I don’t remember the most uncharitable thing I ever said about Liberal trade policy. But I remember not saying it into Peter C. Newman’s tape recorder.

Early accounts pilloried Mr. Mulroney’s actually quite measured claim that “there was one great prime minister, Sir John A. Macdonald ... and then there’s the rest of us. By the time history is done looking at this ... certainly no one will ever be in Sir John A.’s league -- but my nose will be a little ahead of most in terms of achievement.” Arguably, it doesn’t narrow the field much. From Bowell to Bennett to Campbell, our prime ministers are an undistinguished lot. But if not Mulroney, who?

Mackenzie King may confirm the scientific hypothesis that inaction promotes longevity, but my tea leaves say it is shameful to govern so long to so little purpose. Anyway, considering who Mr. Mulroney had in mind, it must be said that Pierre Trudeau was a more important prime minister, but also a far worse one.
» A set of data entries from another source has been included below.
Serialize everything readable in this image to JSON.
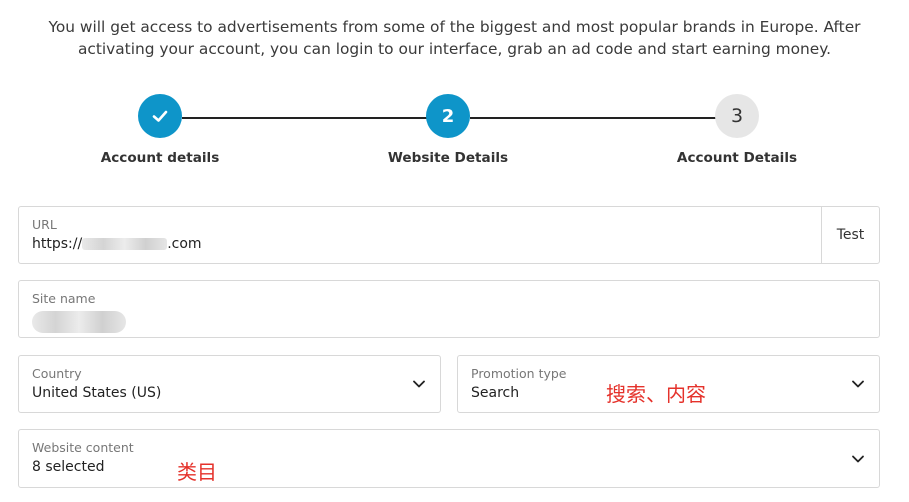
{
  "intro_text": "You will get access to advertisements from some of the biggest and most popular brands in Europe. After activating your account, you can login to our interface, grab an ad code and start earning money.",
  "steps": [
    {
      "label": "Account details",
      "marker": "",
      "state": "done"
    },
    {
      "label": "Website Details",
      "marker": "2",
      "state": "active"
    },
    {
      "label": "Account Details",
      "marker": "3",
      "state": "pending"
    }
  ],
  "url_field": {
    "label": "URL",
    "value_prefix": "https://",
    "value_suffix": ".com",
    "test_button": "Test"
  },
  "site_name_field": {
    "label": "Site name"
  },
  "country_field": {
    "label": "Country",
    "value": "United States (US)"
  },
  "promotion_field": {
    "label": "Promotion type",
    "value": "Search",
    "annotation": "搜索、内容"
  },
  "content_field": {
    "label": "Website content",
    "value": "8 selected",
    "annotation": "类目"
  },
  "colors": {
    "accent": "#0e95c9",
    "annotation": "#e5322b"
  }
}
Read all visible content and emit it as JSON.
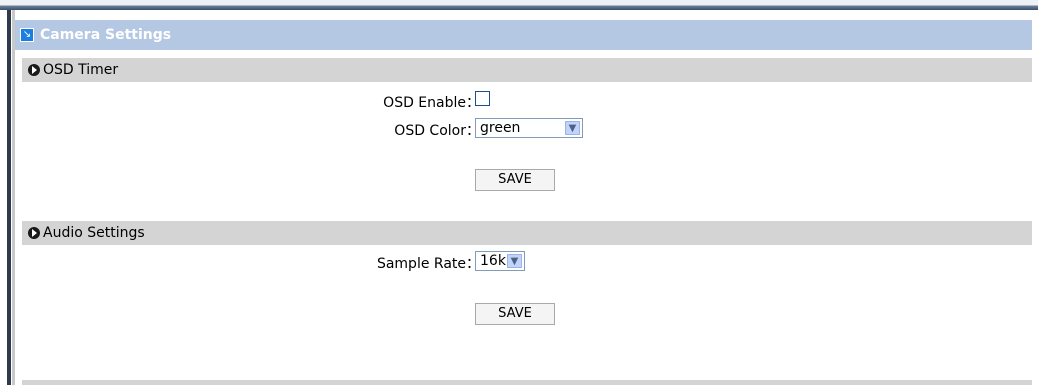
{
  "panel": {
    "title": "Camera Settings",
    "corner_icon": "expand-arrow-icon"
  },
  "osd_section": {
    "title": "OSD Timer",
    "enable_label": "OSD Enable：",
    "enable_checked": false,
    "color_label": "OSD Color：",
    "color_value": "green",
    "save_label": "SAVE"
  },
  "audio_section": {
    "title": "Audio Settings",
    "sample_rate_label": "Sample Rate：",
    "sample_rate_value": "16k",
    "save_label": "SAVE"
  }
}
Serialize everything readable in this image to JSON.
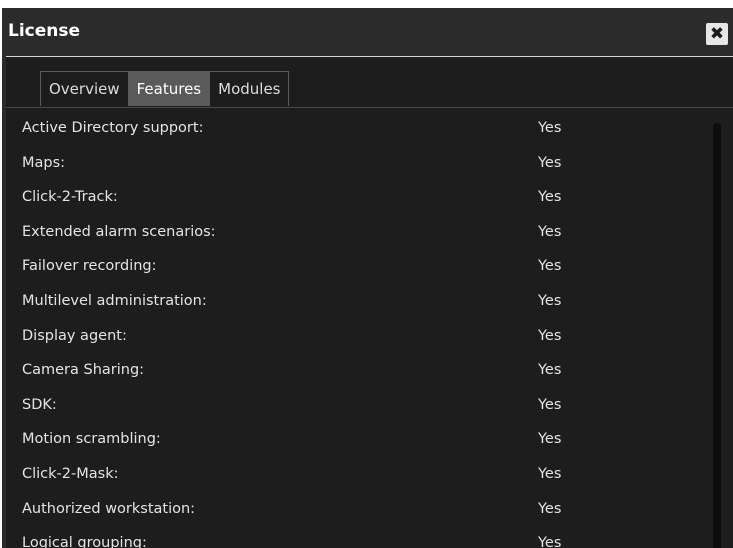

On the Mulroney balance sheet, free trade was a visionary triumph backed by a clear electoral mandate. More broadly, he understood the importance of our relationship with the United States. And though his early attempts to revitalize our military fizzled, he conducted foreign policy like a grownup. It was nice while it lasted.

On domestic affairs, his record is more mixed. The GST was superior to the tax it replaced and also, being more visible, helped make Canadians aware of their staggering tax burden. On the other hand, his failure to control spending should have embarrassed fiscal conservatives and did lasting harm to his party and his nation.

His profanity appalls me. I’m sure Sir John A. knew those words, too. But he avoided them while dictating. Moreover, Mr. Mulroney made politics too personal and insufficiently philosophical. But his exaggerated sense of loyalty contrasts favourably with that of many of his “friends,” including the one with the tape machine.

His reaction to the book showed him at his best. “It’s my responsibility, and entirely my fault,” he said. Deploring the “locker-room” tone, he said “I regret any personal allusions that I made. In all cases, I have my own private regard for their talent and their achievements.” He also noted that many of the quotations are years old and “I hope I’ve become more mature and more generous.”

Perhaps he has. Meanwhile, if the gushing handwritten note in Mr. Mulroney’s own copy (“For Brian -- At last Canadians will see you for the warm, funny and human person that you are -- Peter”) does not show Mr. Newman at his worst, he is a man much to be pitied.

Brian Mulroney will one day, despite his own worst efforts, be recognized as one of our better prime ministers. As for Mr. Newman, that guy he’s pinned in the mud is himself.

And you can quote me on that.

[First published in the Ottawa Citizen]

ColumnsJohn Robson